Brief = Down to the last line, set the entries down again exactly.

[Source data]
• • • •

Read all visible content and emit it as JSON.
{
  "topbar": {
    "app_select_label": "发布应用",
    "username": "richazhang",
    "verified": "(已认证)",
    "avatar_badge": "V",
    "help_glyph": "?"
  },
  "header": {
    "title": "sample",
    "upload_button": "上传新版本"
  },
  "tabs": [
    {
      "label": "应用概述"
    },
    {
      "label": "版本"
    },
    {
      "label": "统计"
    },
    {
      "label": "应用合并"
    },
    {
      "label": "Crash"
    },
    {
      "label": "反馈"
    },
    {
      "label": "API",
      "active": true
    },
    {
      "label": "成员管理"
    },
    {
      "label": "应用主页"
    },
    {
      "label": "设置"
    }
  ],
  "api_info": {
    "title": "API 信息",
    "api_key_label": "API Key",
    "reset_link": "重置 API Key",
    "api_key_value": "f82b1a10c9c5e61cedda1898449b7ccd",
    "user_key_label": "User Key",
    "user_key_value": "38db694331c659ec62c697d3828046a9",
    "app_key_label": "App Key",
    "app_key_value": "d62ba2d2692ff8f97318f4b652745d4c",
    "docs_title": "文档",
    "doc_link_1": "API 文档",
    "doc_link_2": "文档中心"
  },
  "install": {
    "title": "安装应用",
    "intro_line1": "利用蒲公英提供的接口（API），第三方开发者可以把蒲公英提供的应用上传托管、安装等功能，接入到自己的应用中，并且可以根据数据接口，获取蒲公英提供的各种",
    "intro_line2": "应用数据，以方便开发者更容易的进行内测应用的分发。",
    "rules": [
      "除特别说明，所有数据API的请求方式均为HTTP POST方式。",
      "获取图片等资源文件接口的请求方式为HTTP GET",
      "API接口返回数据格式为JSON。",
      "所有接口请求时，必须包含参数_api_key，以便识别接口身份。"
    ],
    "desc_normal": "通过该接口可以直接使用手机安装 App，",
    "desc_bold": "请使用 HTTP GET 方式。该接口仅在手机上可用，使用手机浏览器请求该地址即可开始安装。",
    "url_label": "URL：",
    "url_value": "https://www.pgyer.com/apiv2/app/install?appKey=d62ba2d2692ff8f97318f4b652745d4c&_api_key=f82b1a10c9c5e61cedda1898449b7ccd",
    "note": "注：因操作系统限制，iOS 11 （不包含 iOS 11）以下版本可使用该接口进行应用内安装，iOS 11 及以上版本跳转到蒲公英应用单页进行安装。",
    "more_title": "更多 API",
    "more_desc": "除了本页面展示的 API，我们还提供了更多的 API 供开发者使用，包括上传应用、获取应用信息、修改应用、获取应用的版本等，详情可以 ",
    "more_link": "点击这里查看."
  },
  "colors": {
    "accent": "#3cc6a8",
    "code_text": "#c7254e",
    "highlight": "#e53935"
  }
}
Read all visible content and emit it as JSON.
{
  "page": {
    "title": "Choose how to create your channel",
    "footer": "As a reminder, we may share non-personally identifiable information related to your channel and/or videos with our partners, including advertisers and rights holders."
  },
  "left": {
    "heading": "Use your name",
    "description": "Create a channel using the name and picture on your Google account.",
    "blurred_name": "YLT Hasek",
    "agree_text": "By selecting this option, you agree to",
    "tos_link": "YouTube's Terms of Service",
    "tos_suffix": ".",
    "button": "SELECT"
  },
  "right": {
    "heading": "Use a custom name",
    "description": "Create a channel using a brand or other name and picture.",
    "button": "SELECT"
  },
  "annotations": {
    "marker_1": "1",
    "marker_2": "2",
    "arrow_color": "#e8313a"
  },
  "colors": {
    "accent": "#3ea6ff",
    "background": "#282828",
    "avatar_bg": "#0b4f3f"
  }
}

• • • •

Expected answer =
Read all visible content and emit it as JSON.
{
  "topbar": {
    "app_select_label": "发布应用",
    "username": "richazhang",
    "verified": "(已认证)",
    "avatar_badge": "V",
    "help_glyph": "?"
  },
  "header": {
    "title": "sample",
    "upload_button": "上传新版本"
  },
  "tabs": [
    {
      "label": "应用概述"
    },
    {
      "label": "版本"
    },
    {
      "label": "统计"
    },
    {
      "label": "应用合并"
    },
    {
      "label": "Crash"
    },
    {
      "label": "反馈"
    },
    {
      "label": "API",
      "active": true
    },
    {
      "label": "成员管理"
    },
    {
      "label": "应用主页"
    },
    {
      "label": "设置"
    }
  ],
  "api_info": {
    "title": "API 信息",
    "api_key_label": "API Key",
    "reset_link": "重置 API Key",
    "api_key_value": "f82b1a10c9c5e61cedda1898449b7ccd",
    "user_key_label": "User Key",
    "user_key_value": "38db694331c659ec62c697d3828046a9",
    "app_key_label": "App Key",
    "app_key_value": "d62ba2d2692ff8f97318f4b652745d4c",
    "docs_title": "文档",
    "doc_link_1": "API 文档",
    "doc_link_2": "文档中心"
  },
  "install": {
    "title": "安装应用",
    "intro_line1": "利用蒲公英提供的接口（API），第三方开发者可以把蒲公英提供的应用上传托管、安装等功能，接入到自己的应用中，并且可以根据数据接口，获取蒲公英提供的各种",
    "intro_line2": "应用数据，以方便开发者更容易的进行内测应用的分发。",
    "rules": [
      "除特别说明，所有数据API的请求方式均为HTTP POST方式。",
      "获取图片等资源文件接口的请求方式为HTTP GET",
      "API接口返回数据格式为JSON。",
      "所有接口请求时，必须包含参数_api_key，以便识别接口身份。"
    ],
    "desc_normal": "通过该接口可以直接使用手机安装 App，",
    "desc_bold": "请使用 HTTP GET 方式。该接口仅在手机上可用，使用手机浏览器请求该地址即可开始安装。",
    "url_label": "URL：",
    "url_value": "https://www.pgyer.com/apiv2/app/install?appKey=d62ba2d2692ff8f97318f4b652745d4c&_api_key=f82b1a10c9c5e61cedda1898449b7ccd",
    "note": "注：因操作系统限制，iOS 11 （不包含 iOS 11）以下版本可使用该接口进行应用内安装，iOS 11 及以上版本跳转到蒲公英应用单页进行安装。",
    "more_title": "更多 API",
    "more_desc": "除了本页面展示的 API，我们还提供了更多的 API 供开发者使用，包括上传应用、获取应用信息、修改应用、获取应用的版本等，详情可以 ",
    "more_link": "点击这里查看."
  },
  "colors": {
    "accent": "#3cc6a8",
    "code_text": "#c7254e",
    "highlight": "#e53935"
  }
}
Read all visible content and emit it as JSON.
{
  "page": {
    "title": "Choose how to create your channel",
    "footer": "As a reminder, we may share non-personally identifiable information related to your channel and/or videos with our partners, including advertisers and rights holders."
  },
  "left": {
    "heading": "Use your name",
    "description": "Create a channel using the name and picture on your Google account.",
    "blurred_name": "YLT Hasek",
    "agree_text": "By selecting this option, you agree to",
    "tos_link": "YouTube's Terms of Service",
    "tos_suffix": ".",
    "button": "SELECT"
  },
  "right": {
    "heading": "Use a custom name",
    "description": "Create a channel using a brand or other name and picture.",
    "button": "SELECT"
  },
  "annotations": {
    "marker_1": "1",
    "marker_2": "2",
    "arrow_color": "#e8313a"
  },
  "colors": {
    "accent": "#3ea6ff",
    "background": "#282828",
    "avatar_bg": "#0b4f3f"
  }
}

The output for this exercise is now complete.